Asked when he believed the 90-day period had lapsed, Mokhari said he “did not even engage with it” because he and his client thought it was a non-issue.
He urged the court to focus on the case’s merit since the tender expiry date was not part of Buhle’s disputes.
“If it was, then we would have engaged with it. So it would seem that the appropriate thing would be for Your Lordship to tell the applicant to file, if Your Lordship would really want to engage with that issue. But I would say, myself, that Your Lordship should only focus on the issue, which is the most recent extension,” Adv Mokhari stressed.
Adv Richard Solomons SC, for Phuting, shared Adv Mokhari’s sentiments. He said the court should distinguish between extending the tender and extending the validity of the bid.
After a short adjournment, all parties agreed to proceed with the case.

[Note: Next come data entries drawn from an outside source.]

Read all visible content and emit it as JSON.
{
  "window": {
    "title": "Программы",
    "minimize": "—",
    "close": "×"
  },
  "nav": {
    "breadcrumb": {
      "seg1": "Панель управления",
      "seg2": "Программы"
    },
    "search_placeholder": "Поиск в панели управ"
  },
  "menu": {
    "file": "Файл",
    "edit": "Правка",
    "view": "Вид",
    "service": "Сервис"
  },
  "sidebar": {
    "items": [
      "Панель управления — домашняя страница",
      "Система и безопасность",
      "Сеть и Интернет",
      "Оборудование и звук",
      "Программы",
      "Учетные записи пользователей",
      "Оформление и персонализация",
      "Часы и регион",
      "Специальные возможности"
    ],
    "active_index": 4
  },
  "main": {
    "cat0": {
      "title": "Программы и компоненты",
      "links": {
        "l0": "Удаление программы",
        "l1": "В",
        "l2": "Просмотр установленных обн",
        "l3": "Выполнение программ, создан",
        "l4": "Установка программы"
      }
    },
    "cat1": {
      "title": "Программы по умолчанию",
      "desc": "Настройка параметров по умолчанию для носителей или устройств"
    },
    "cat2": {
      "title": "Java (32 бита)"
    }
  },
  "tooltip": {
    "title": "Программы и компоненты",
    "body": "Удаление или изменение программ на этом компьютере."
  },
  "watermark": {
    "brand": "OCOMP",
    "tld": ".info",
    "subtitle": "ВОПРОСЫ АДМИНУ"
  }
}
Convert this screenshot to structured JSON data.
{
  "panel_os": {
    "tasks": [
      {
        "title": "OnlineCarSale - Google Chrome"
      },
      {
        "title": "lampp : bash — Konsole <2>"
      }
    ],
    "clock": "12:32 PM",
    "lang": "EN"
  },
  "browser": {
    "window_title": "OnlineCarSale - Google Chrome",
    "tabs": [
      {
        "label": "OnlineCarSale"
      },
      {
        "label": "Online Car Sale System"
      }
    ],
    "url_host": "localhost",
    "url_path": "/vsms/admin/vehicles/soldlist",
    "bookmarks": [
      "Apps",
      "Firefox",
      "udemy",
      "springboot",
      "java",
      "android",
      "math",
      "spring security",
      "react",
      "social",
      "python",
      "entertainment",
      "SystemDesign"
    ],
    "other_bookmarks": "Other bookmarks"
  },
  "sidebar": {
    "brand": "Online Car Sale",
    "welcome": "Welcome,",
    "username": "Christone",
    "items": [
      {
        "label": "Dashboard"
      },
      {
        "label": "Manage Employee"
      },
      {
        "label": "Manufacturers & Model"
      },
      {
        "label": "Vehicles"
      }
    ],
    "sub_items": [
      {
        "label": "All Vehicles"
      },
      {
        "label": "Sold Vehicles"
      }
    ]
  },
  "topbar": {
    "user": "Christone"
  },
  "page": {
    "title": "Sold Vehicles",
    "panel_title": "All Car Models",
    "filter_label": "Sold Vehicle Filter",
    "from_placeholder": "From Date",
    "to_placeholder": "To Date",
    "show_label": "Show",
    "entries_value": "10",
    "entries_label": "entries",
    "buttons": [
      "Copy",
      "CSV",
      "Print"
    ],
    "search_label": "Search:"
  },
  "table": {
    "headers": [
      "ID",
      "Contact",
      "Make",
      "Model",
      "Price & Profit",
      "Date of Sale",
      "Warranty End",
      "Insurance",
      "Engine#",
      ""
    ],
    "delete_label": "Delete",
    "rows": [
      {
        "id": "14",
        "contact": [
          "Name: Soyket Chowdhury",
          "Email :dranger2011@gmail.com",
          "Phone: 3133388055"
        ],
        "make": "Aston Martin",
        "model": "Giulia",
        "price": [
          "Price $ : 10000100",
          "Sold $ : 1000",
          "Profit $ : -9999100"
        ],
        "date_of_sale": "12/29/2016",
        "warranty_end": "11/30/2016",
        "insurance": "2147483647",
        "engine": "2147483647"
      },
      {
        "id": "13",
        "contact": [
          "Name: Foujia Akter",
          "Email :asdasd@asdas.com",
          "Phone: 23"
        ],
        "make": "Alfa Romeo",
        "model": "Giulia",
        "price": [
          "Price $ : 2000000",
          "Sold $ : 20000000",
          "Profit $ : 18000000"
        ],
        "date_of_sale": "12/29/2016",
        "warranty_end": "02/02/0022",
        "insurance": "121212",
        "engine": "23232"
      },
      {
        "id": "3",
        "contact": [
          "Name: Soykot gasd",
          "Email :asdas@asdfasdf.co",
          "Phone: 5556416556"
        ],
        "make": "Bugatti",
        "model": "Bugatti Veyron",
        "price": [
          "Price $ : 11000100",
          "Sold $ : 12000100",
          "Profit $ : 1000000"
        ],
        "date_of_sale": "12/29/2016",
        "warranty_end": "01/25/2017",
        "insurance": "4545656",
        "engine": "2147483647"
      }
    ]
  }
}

Adv Baloyi said Buhle’s application had two parts. Part A sought an order declaring the render invalid and setting it aside, and Part B is a review application seeking for the tender to be declared unlawful.
She said it was “factually incorrect” that the department awarded the tender on September 15th. Adv Baloyi said the only thing that happened on that day was a public meeting between bidders and the bid adjudication committee, as required by the provincial laws.
However, the officials did not announce the names of the successful bidders, citing unspecified security concerns. Tshenolo and Phuting, the two winners, were only announced in the government’s e-tender portal a month later following Buhle’s enquiries.
As such, Buhle could not have approached the court earlier for relief since it had no idea who the successful bidder was, said Adv Baloyi, responding to claims Buhle’s case did not meet the urgency threshold.
She said the interim relief would not negatively impact the department because it can request quotations from the service providers of its choice and get services rendered on a month-to-month basis until a tender is awarded fairly and legally.
Adv Baloyi requested a punitive and personal cost order against Arnold Malotana, the acting head of the Gauteng Department of Health, and other officials for refusing to share relevant information when asked.
“The pretence to award this tender was in bad faith. It was malicious, and they treated us with disdain. We have made a decision that they should pay the costs themselves. The state shouldn’t be required to pay for this,” said Adv Baloyi.
Adv Mokhari hit back, saying Buhle’s requested relief was based on the “inclination that the tender lapsed on 17 November 2022, which is not true”.
“The department does not dispute that some of the validity extension requests were received after November 17. But that should have been challenged at that time. This is a PAJA (Promotion of Administrative Justice Act) matter,” he added.
Judgement has been reserved.